::: THE INPUT :::
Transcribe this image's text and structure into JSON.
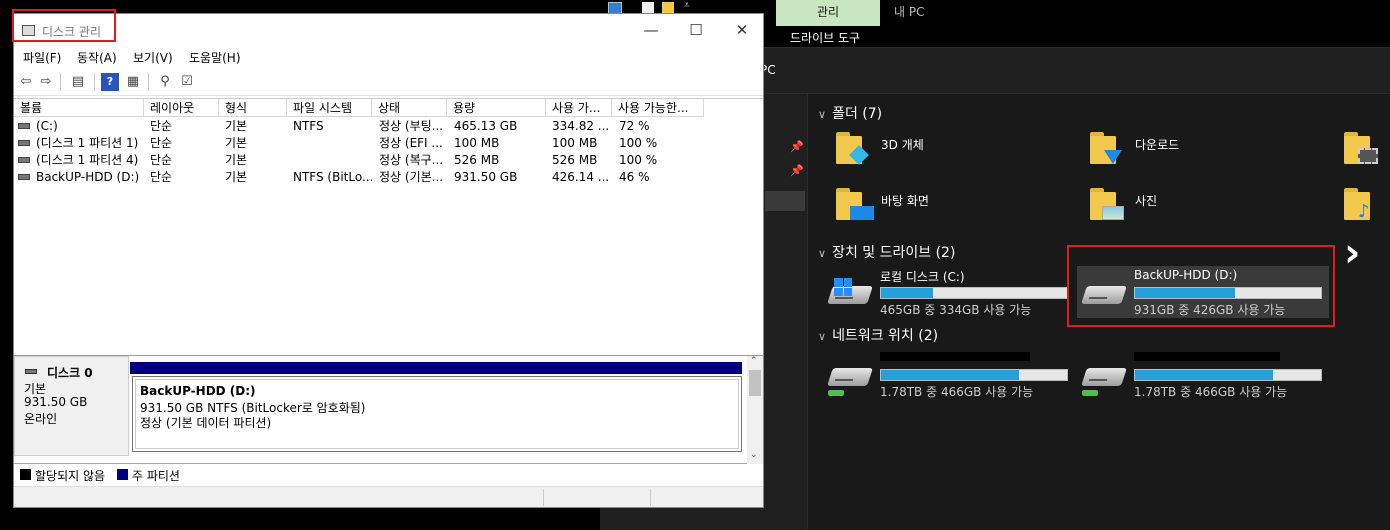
{
  "disk_mgmt": {
    "title": "디스크 관리",
    "controls": {
      "minimize": "—",
      "maximize": "☐",
      "close": "✕"
    },
    "menu": [
      "파일(F)",
      "동작(A)",
      "보기(V)",
      "도움말(H)"
    ],
    "columns": [
      "볼륨",
      "레이아웃",
      "형식",
      "파일 시스템",
      "상태",
      "용량",
      "사용 가...",
      "사용 가능한..."
    ],
    "volumes": [
      [
        "(C:)",
        "단순",
        "기본",
        "NTFS",
        "정상 (부팅...",
        "465.13 GB",
        "334.82 ...",
        "72 %"
      ],
      [
        "(디스크 1 파티션 1)",
        "단순",
        "기본",
        "",
        "정상 (EFI ...",
        "100 MB",
        "100 MB",
        "100 %"
      ],
      [
        "(디스크 1 파티션 4)",
        "단순",
        "기본",
        "",
        "정상 (복구...",
        "526 MB",
        "526 MB",
        "100 %"
      ],
      [
        "BackUP-HDD (D:)",
        "단순",
        "기본",
        "NTFS (BitLo...",
        "정상 (기본...",
        "931.50 GB",
        "426.14 ...",
        "46 %"
      ]
    ],
    "disk": {
      "name": "디스크 0",
      "type": "기본",
      "size": "931.50 GB",
      "status": "온라인"
    },
    "partition": {
      "name": "BackUP-HDD  (D:)",
      "detail": "931.50 GB NTFS (BitLocker로 암호화됨)",
      "state": "정상 (기본 데이터 파티션)"
    },
    "legend": {
      "unallocated": "할당되지 않음",
      "primary": "주 파티션"
    },
    "colors": {
      "primary": "#000080",
      "unallocated": "#000000"
    }
  },
  "explorer": {
    "ribbon_tab_manage": "관리",
    "ribbon_tab_pc": "내 PC",
    "ribbon_drive_tool": "드라이브 도구",
    "address": "PC",
    "folders_title": "폴더 (7)",
    "folders": [
      "3D 개체",
      "다운로드",
      "바탕 화면",
      "사진"
    ],
    "devices_title": "장치 및 드라이브 (2)",
    "drives": [
      {
        "name": "로컬 디스크 (C:)",
        "sub": "465GB 중 334GB 사용 가능",
        "used_fraction": 0.28
      },
      {
        "name": "BackUP-HDD (D:)",
        "sub": "931GB 중 426GB 사용 가능",
        "used_fraction": 0.54
      }
    ],
    "network_title": "네트워크 위치 (2)",
    "network": [
      {
        "sub": "1.78TB 중 466GB 사용 가능",
        "used_fraction": 0.74
      },
      {
        "sub": "1.78TB 중 466GB 사용 가능",
        "used_fraction": 0.74
      }
    ],
    "colors": {
      "bar_fill": "#26a0da",
      "highlight": "#e31b1b",
      "manage_tab": "#c8e6c0"
    }
  }
}
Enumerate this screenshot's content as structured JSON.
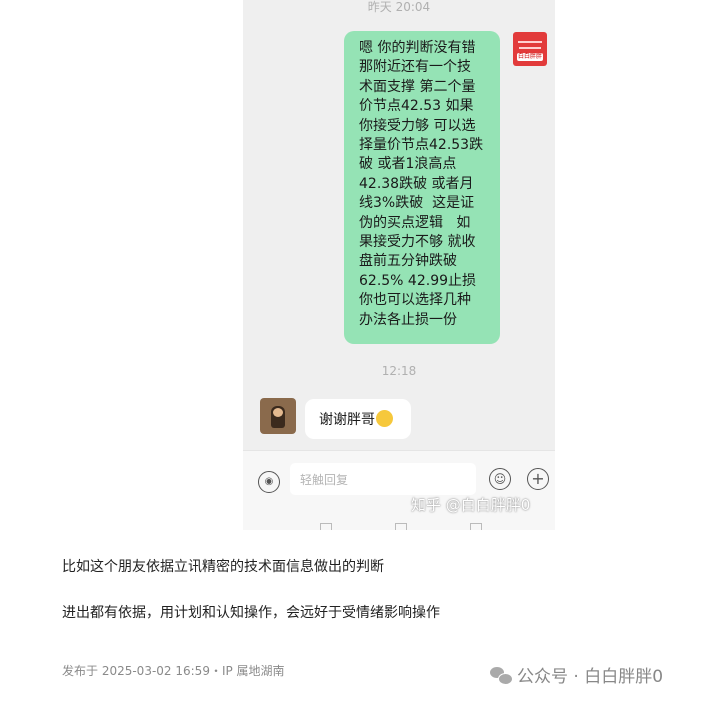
{
  "chat": {
    "timestamp_top": "昨天 20:04",
    "my_message": "嗯 你的判断没有错\n那附近还有一个技\n术面支撑 第二个量\n价节点42.53 如果\n你接受力够 可以选\n择量价节点42.53跌\n破 或者1浪高点\n42.38跌破 或者月\n线3%跌破  这是证\n伪的买点逻辑   如\n果接受力不够 就收\n盘前五分钟跌破\n62.5% 42.99止损\n你也可以选择几种\n办法各止损一份",
    "my_avatar_tag": "白白胖胖",
    "timestamp_mid": "12:18",
    "reply_message": "谢谢胖哥",
    "input_placeholder": "轻触回复",
    "watermark": "知乎 @白白胖胖0"
  },
  "article": {
    "paragraph_1": "比如这个朋友依据立讯精密的技术面信息做出的判断",
    "paragraph_2": "进出都有依据，用计划和认知操作，会远好于受情绪影响操作",
    "publish_meta": "发布于 2025-03-02 16:59・IP 属地湖南",
    "wechat_label": "公众号 · 白白胖胖0"
  },
  "icons": [
    "voice-icon",
    "emoji-icon",
    "plus-icon",
    "smile-emoji-icon",
    "wechat-icon"
  ],
  "colors": {
    "my_bubble": "#95e3b5",
    "chat_bg": "#efefef"
  }
}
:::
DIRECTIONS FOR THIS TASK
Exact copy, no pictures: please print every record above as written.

RESPONSE
Transcribe this image's text and structure into JSON.
{
  "disk_mgmt": {
    "title": "디스크 관리",
    "controls": {
      "minimize": "—",
      "maximize": "☐",
      "close": "✕"
    },
    "menu": [
      "파일(F)",
      "동작(A)",
      "보기(V)",
      "도움말(H)"
    ],
    "columns": [
      "볼륨",
      "레이아웃",
      "형식",
      "파일 시스템",
      "상태",
      "용량",
      "사용 가...",
      "사용 가능한..."
    ],
    "volumes": [
      [
        "(C:)",
        "단순",
        "기본",
        "NTFS",
        "정상 (부팅...",
        "465.13 GB",
        "334.82 ...",
        "72 %"
      ],
      [
        "(디스크 1 파티션 1)",
        "단순",
        "기본",
        "",
        "정상 (EFI ...",
        "100 MB",
        "100 MB",
        "100 %"
      ],
      [
        "(디스크 1 파티션 4)",
        "단순",
        "기본",
        "",
        "정상 (복구...",
        "526 MB",
        "526 MB",
        "100 %"
      ],
      [
        "BackUP-HDD (D:)",
        "단순",
        "기본",
        "NTFS (BitLo...",
        "정상 (기본...",
        "931.50 GB",
        "426.14 ...",
        "46 %"
      ]
    ],
    "disk": {
      "name": "디스크 0",
      "type": "기본",
      "size": "931.50 GB",
      "status": "온라인"
    },
    "partition": {
      "name": "BackUP-HDD  (D:)",
      "detail": "931.50 GB NTFS (BitLocker로 암호화됨)",
      "state": "정상 (기본 데이터 파티션)"
    },
    "legend": {
      "unallocated": "할당되지 않음",
      "primary": "주 파티션"
    },
    "colors": {
      "primary": "#000080",
      "unallocated": "#000000"
    }
  },
  "explorer": {
    "ribbon_tab_manage": "관리",
    "ribbon_tab_pc": "내 PC",
    "ribbon_drive_tool": "드라이브 도구",
    "address": "PC",
    "folders_title": "폴더 (7)",
    "folders": [
      "3D 개체",
      "다운로드",
      "바탕 화면",
      "사진"
    ],
    "devices_title": "장치 및 드라이브 (2)",
    "drives": [
      {
        "name": "로컬 디스크 (C:)",
        "sub": "465GB 중 334GB 사용 가능",
        "used_fraction": 0.28
      },
      {
        "name": "BackUP-HDD (D:)",
        "sub": "931GB 중 426GB 사용 가능",
        "used_fraction": 0.54
      }
    ],
    "network_title": "네트워크 위치 (2)",
    "network": [
      {
        "sub": "1.78TB 중 466GB 사용 가능",
        "used_fraction": 0.74
      },
      {
        "sub": "1.78TB 중 466GB 사용 가능",
        "used_fraction": 0.74
      }
    ],
    "colors": {
      "bar_fill": "#26a0da",
      "highlight": "#e31b1b",
      "manage_tab": "#c8e6c0"
    }
  }
}
Enumerate this screenshot's content as structured JSON.
{
  "chat": {
    "timestamp_top": "昨天 20:04",
    "my_message": "嗯 你的判断没有错\n那附近还有一个技\n术面支撑 第二个量\n价节点42.53 如果\n你接受力够 可以选\n择量价节点42.53跌\n破 或者1浪高点\n42.38跌破 或者月\n线3%跌破  这是证\n伪的买点逻辑   如\n果接受力不够 就收\n盘前五分钟跌破\n62.5% 42.99止损\n你也可以选择几种\n办法各止损一份",
    "my_avatar_tag": "白白胖胖",
    "timestamp_mid": "12:18",
    "reply_message": "谢谢胖哥",
    "input_placeholder": "轻触回复",
    "watermark": "知乎 @白白胖胖0"
  },
  "article": {
    "paragraph_1": "比如这个朋友依据立讯精密的技术面信息做出的判断",
    "paragraph_2": "进出都有依据，用计划和认知操作，会远好于受情绪影响操作",
    "publish_meta": "发布于 2025-03-02 16:59・IP 属地湖南",
    "wechat_label": "公众号 · 白白胖胖0"
  },
  "icons": [
    "voice-icon",
    "emoji-icon",
    "plus-icon",
    "smile-emoji-icon",
    "wechat-icon"
  ],
  "colors": {
    "my_bubble": "#95e3b5",
    "chat_bg": "#efefef"
  }
}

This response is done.